DIRECTIONS FOR THIS TASK –
Give the entries below again, word for word, and leave out the images.

Entries from a dataset of interfaces –
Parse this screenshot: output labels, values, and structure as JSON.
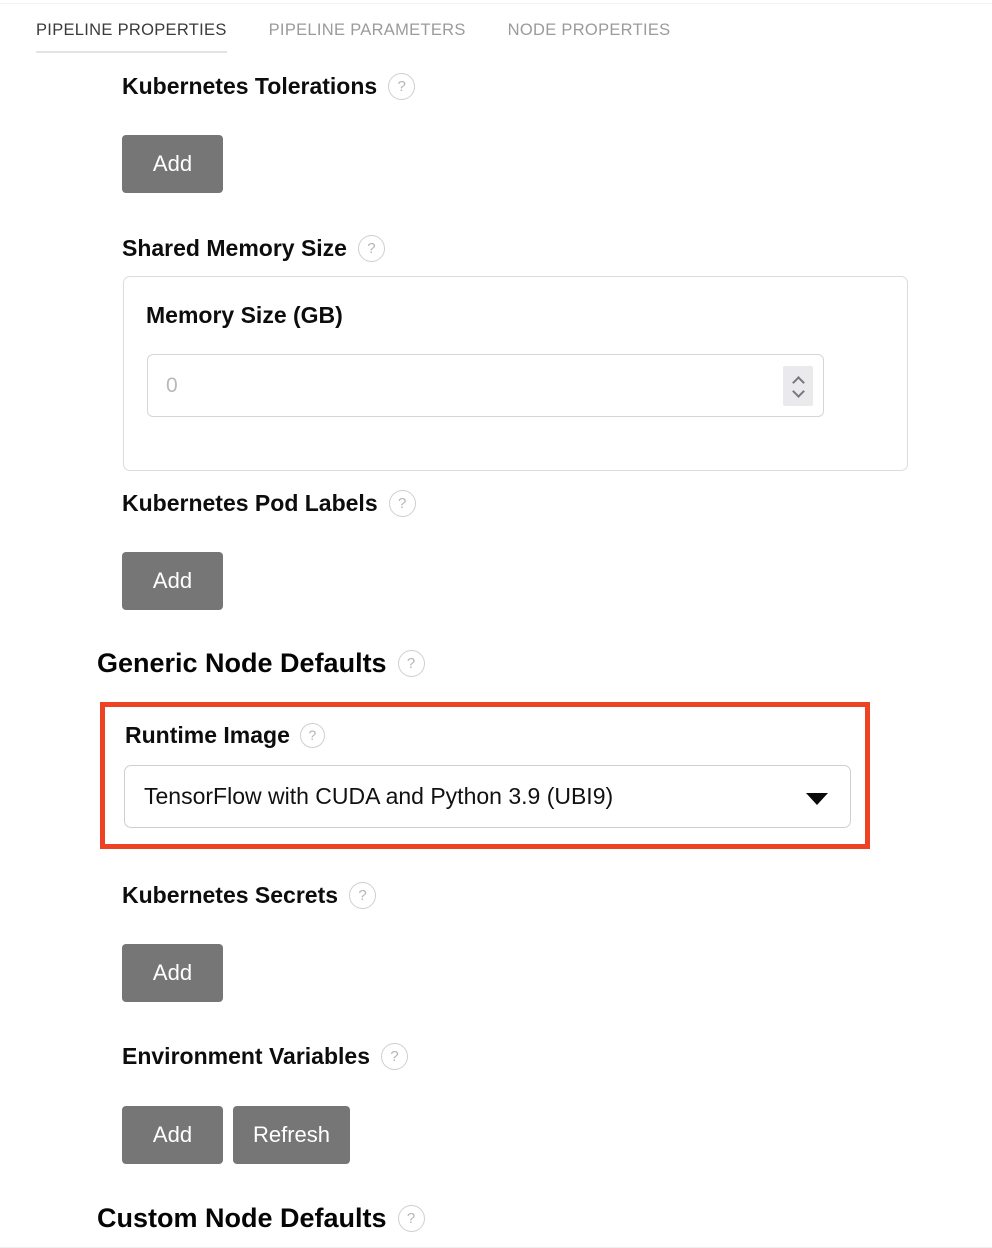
{
  "tabs": [
    {
      "label": "PIPELINE PROPERTIES",
      "active": true
    },
    {
      "label": "PIPELINE PARAMETERS",
      "active": false
    },
    {
      "label": "NODE PROPERTIES",
      "active": false
    }
  ],
  "icons": {
    "help": "?",
    "chevron_up": "chevron-up-icon",
    "chevron_down": "chevron-down-icon",
    "caret_down": "caret-down-icon"
  },
  "colors": {
    "highlight": "#ee4323",
    "button": "#767676",
    "active_tab_text": "#3b3b3b",
    "inactive_tab_text": "#9b9b9b",
    "spinner_bg": "#eaeaec"
  },
  "fields": {
    "tolerations": {
      "label": "Kubernetes Tolerations",
      "add_label": "Add"
    },
    "shared_memory": {
      "label": "Shared Memory Size",
      "inner_label": "Memory Size (GB)",
      "value": "",
      "placeholder": "0"
    },
    "pod_labels": {
      "label": "Kubernetes Pod Labels",
      "add_label": "Add"
    },
    "generic_node_defaults": {
      "heading": "Generic Node Defaults"
    },
    "runtime_image": {
      "label": "Runtime Image",
      "selected": "TensorFlow with CUDA and Python 3.9 (UBI9)",
      "highlighted": true
    },
    "secrets": {
      "label": "Kubernetes Secrets",
      "add_label": "Add"
    },
    "env_vars": {
      "label": "Environment Variables",
      "add_label": "Add",
      "refresh_label": "Refresh"
    },
    "custom_node_defaults": {
      "heading": "Custom Node Defaults"
    }
  }
}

WRITTEN SOLUTION –
Parse this screenshot: output labels, values, and structure as JSON.
{
  "tabs": [
    {
      "label": "PIPELINE PROPERTIES",
      "active": true
    },
    {
      "label": "PIPELINE PARAMETERS",
      "active": false
    },
    {
      "label": "NODE PROPERTIES",
      "active": false
    }
  ],
  "icons": {
    "help": "?",
    "chevron_up": "chevron-up-icon",
    "chevron_down": "chevron-down-icon",
    "caret_down": "caret-down-icon"
  },
  "colors": {
    "highlight": "#ee4323",
    "button": "#767676",
    "active_tab_text": "#3b3b3b",
    "inactive_tab_text": "#9b9b9b",
    "spinner_bg": "#eaeaec"
  },
  "fields": {
    "tolerations": {
      "label": "Kubernetes Tolerations",
      "add_label": "Add"
    },
    "shared_memory": {
      "label": "Shared Memory Size",
      "inner_label": "Memory Size (GB)",
      "value": "",
      "placeholder": "0"
    },
    "pod_labels": {
      "label": "Kubernetes Pod Labels",
      "add_label": "Add"
    },
    "generic_node_defaults": {
      "heading": "Generic Node Defaults"
    },
    "runtime_image": {
      "label": "Runtime Image",
      "selected": "TensorFlow with CUDA and Python 3.9 (UBI9)",
      "highlighted": true
    },
    "secrets": {
      "label": "Kubernetes Secrets",
      "add_label": "Add"
    },
    "env_vars": {
      "label": "Environment Variables",
      "add_label": "Add",
      "refresh_label": "Refresh"
    },
    "custom_node_defaults": {
      "heading": "Custom Node Defaults"
    }
  }
}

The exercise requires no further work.